What I found most valuable about this talk was DePodesta’s revealing that at his first major league job, with the Cleveland Indians, he wasn’t able to make change because the team was successful. Such an environment made innovation impossible, because people don’t want to tinker with success. Even though a change could lead to remarkably more success, and stagnancy would likely lead to the competition surpassing you (which it did, a few years later, when Cleveland’s far greater payroll performed worse than the A’s.)
I think about this in the face of introducing thoughtful, robust, user experience processes and methods into organizations. One of the most annoying realities of a user experience professional’s life is eBay, because it seems to flout everything we stand for. The Web’s most popular ‘pure play’ sports a remarkably unwieldy and unattractive design. eBay is wary of changing it because, hey, we’re making money, right? Yet I wonder about the untold billions more eBay could reap if it tightened up its experience. Yes, initially there would be a lot of grousing, and probably loss of revenue, as people adjusted to the status quo. But overtime, the site’s ability for higher productivity on the part of its users would lead to greater activity, and more sales.
I don’t think I’m just eating sour grapes. I actually work with a client that suffers this syndrome, and whom I’m convinced could reap an additional 50% in revenue through making their current site more usable. In the current set-up, people are spending so long maintaining their accounts as they are, that they don’t have time to expand their accounts and their activity, which would in turn reap greater revenue for the company. (Sorry for the vagueness). But the company is profitable, so, “Hands off!” — though, unlike eBay, they’re starting to see their lunch get eaten by an innovative competitor.
Another interesting parallel to work I do is DePodesta’s discussion of information overkill. Baseball is renowned as a sport for stat-heads. Trading cards are covered with numbers. The problem is, there are too many stats, and many of the lauded ones just didn’t matter. Anyone who has seen a company grapple with their website’s log files knows what DePodesta is talking about. Early on in the Web, it became a joke how companies were obsessed with “hits” — because hits, really, are meaningless. Something with pageviews, time on page, and a whole slew of other metrics. It took a long time for companies to realize that the only numbers that matter are those that reflect results — leads, sales, forms submitted.

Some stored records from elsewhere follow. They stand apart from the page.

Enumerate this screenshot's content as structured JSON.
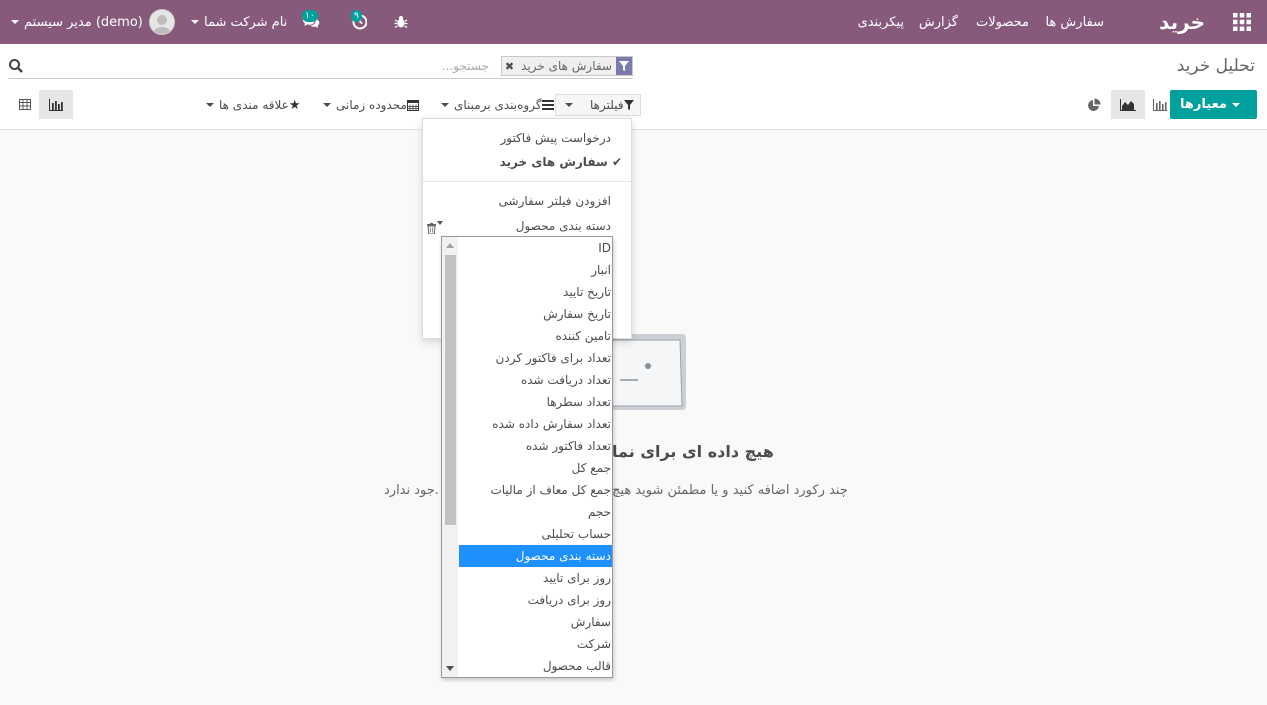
{
  "navbar": {
    "brand": "خرید",
    "menu": [
      "سفارش ها",
      "محصولات",
      "گزارش",
      "پیکربندی"
    ],
    "user": "مدیر سیستم (demo)",
    "company": "نام شرکت شما",
    "messages_count": "۱۰",
    "activity_count": "۹"
  },
  "control_panel": {
    "breadcrumb": "تحلیل خرید",
    "search": {
      "facet": "سفارش های خرید",
      "placeholder": "جستجو..."
    },
    "measures_label": "معیارها",
    "filters_label": "فیلترها",
    "groupby_label": "گروه‌بندی برمبنای",
    "timerange_label": "محدوده زمانی",
    "favorites_label": "علاقه مندی ها"
  },
  "filter_dropdown": {
    "items": [
      "درخواست پیش فاکتور",
      "سفارش های خرید"
    ],
    "add_custom": "افزودن فیلتر سفارشی",
    "custom_field": "دسته بندی محصول"
  },
  "field_options": [
    "ID",
    "انبار",
    "تاریخ تایید",
    "تاریخ سفارش",
    "تامین کننده",
    "تعداد برای فاکتور کردن",
    "تعداد دریافت شده",
    "تعداد سطرها",
    "تعداد سفارش داده شده",
    "تعداد فاکتور شده",
    "جمع کل",
    "جمع کل معاف از مالیات",
    "حجم",
    "حساب تحلیلی",
    "دسته بندی محصول",
    "روز برای تایید",
    "روز برای دریافت",
    "سفارش",
    "شرکت",
    "قالب محصول"
  ],
  "selected_option": "دسته بندی محصول",
  "no_content": {
    "title": "هیچ داده ای برای نما",
    "text_right": "چند رکورد اضافه کنید و یا مطمئن شوید هیچ",
    "text_left": "جود ندارد."
  },
  "colors": {
    "navbar": "#875a7b",
    "primary": "#00a09d",
    "selection": "#1e90ff"
  }
}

And in much the same way that baseball folks are still grappling with the stat problem, the website analysis problem is far from solved.

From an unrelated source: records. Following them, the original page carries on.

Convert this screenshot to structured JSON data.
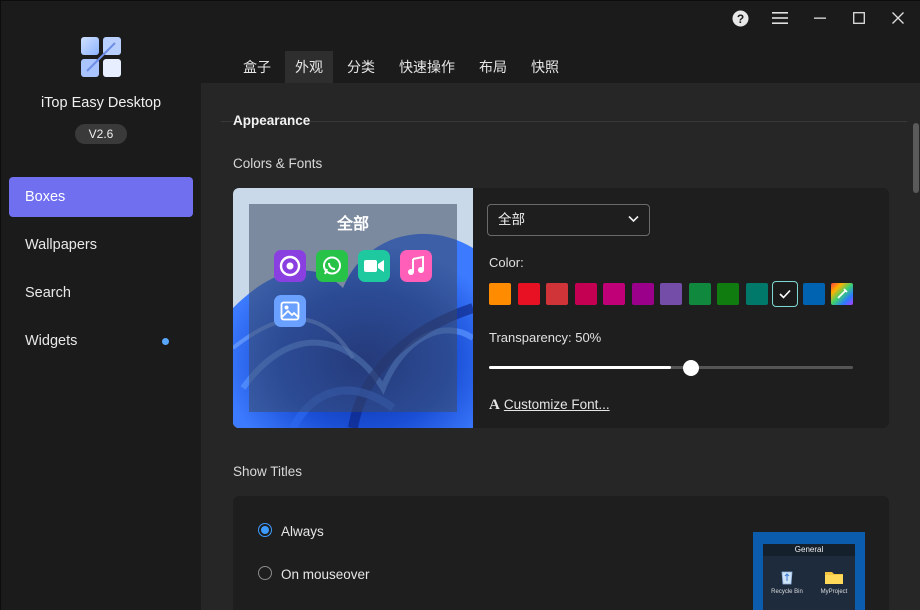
{
  "app": {
    "name": "iTop Easy Desktop",
    "version": "V2.6"
  },
  "sidebar": {
    "items": [
      {
        "label": "Boxes"
      },
      {
        "label": "Wallpapers"
      },
      {
        "label": "Search"
      },
      {
        "label": "Widgets"
      }
    ]
  },
  "tabs": [
    {
      "label": "盒子"
    },
    {
      "label": "外观"
    },
    {
      "label": "分类"
    },
    {
      "label": "快速操作"
    },
    {
      "label": "布局"
    },
    {
      "label": "快照"
    }
  ],
  "appearance": {
    "title": "Appearance",
    "colors_fonts_label": "Colors & Fonts",
    "preview_title": "全部",
    "dropdown_value": "全部",
    "color_label": "Color:",
    "swatches": [
      "#ff8c00",
      "#e81123",
      "#d13438",
      "#c30052",
      "#bf0077",
      "#9a0089",
      "#744da9",
      "#10893e",
      "#107c10",
      "#00796b",
      "#1a1a1a",
      "#0063b1",
      "rainbow"
    ],
    "transparency_label": "Transparency: 50%",
    "transparency_value": 0.5,
    "customize_font_label": "Customize Font...",
    "show_titles_label": "Show Titles",
    "options": [
      {
        "label": "Always",
        "selected": true
      },
      {
        "label": "On mouseover",
        "selected": false
      }
    ],
    "mini_preview": {
      "title": "General",
      "items": [
        "Recycle Bin",
        "MyProject"
      ]
    }
  },
  "colors": {
    "accent": "#6f6ff0",
    "sidebar_bg": "#1b1b1b",
    "content_bg": "#262626"
  },
  "icons": [
    "help-icon",
    "menu-icon",
    "minimize-icon",
    "maximize-icon",
    "close-icon",
    "chrome-icon",
    "whatsapp-icon",
    "facetime-icon",
    "music-icon",
    "photos-icon",
    "recycle-bin-icon",
    "folder-icon"
  ]
}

Anyway, lots of good food for thought in that piece, as well as the other “Thought Leader” essays.